As much as you might like wearing pyjamas all day, pandemic-style, failing to get dressed, take a shower, or groom yourself as you normally would, may be signs of work-life imbalance. You might also feel unmotivated to do things you normally enjoy, like reading or taking your dog for a walk.
Tips for better work-life balance
When you feel like something is missing in your life, it’s human nature to make big changes. Exercise like an Olympian every day! Kale for breakfast, lunch and dinner! The trouble is, this can actually make the situation worse because you’ll feel defeated. This happens when you set standards too high, and you can’t achieve your goals or sustain them for the long run. That’s why I encourage guys to THINK SMALL and sustainable. Here are some simple ways you improve your work-life balance.
Create a disengagement ritual

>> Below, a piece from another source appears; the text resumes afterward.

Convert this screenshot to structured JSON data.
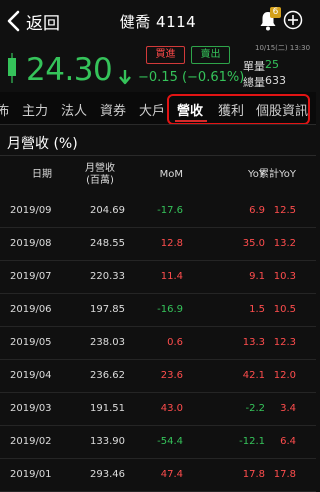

If you work in an office, strengthen the boundaries between work and home by creating a little ritual at the end of the work day. Turn on an email notification saying you’re not going to respond until the next day, turn off your computer, and turn off your phone. Another great way to celebrate the end of your work day is to take a 20-minute stroll to help shift your mindset from work mode to relax mode.
Switch to a paper calendar
Having a month-by-month paper calendar on the wall of your workplace can help you set priorities and know when to say “no” to tasks that could end up piling your plate too high. Keeping a calendar on your phone, while convenient, isn’t great for getting a big-picture look at your schedule and prior commitments.
Take time to remember what matters
What matters the most to you? This might seem like a simple question, but it’s easy to forget when you’re feeling burnt out. This is something we rarely do, yet when we identify what matters, it helps us know where to set our boundaries and where to focus our energy.
Ask for help
Too often, people who care about us want to be helpful, but they don’t know how or where to help. Asking friends and family for help, or drawing on the local community for support, is not a sign of weakness. Having the courage to ask, and working to make life better for yourself and those around you, is a sign of strength!
Set a consistent sleep schedule
To get a solid night’s sleep—7 to 9 hours is the sweet spot—block all the light sources from your bedroom and cover the LED lights on your electronics. Our brains are programmed to wake when it’s light and sleep when it’s dark.
Make time for fun
Plan a night out with friends a couple of times a month. Go to a movie, the pub, a walk, bowling, anything where you can hang out and have fun. If you can’t plan a night out with the guys, then go solo and find an event or join a special interest club—anything that gets you out and around other people is good for the “life” side of work-life balance.
Just say no
Most of us grow up feeling that “no” is a bad word. But it’s actually a way of showing respect for others by being clear about what we can do and what others expect of us. Instead of thinking of “no” as a rejection, try seeing it more as an opportunity for problem solving.
What are some of your favourite ways to shut your brain off from work at the end of a long day? Share in the comments below.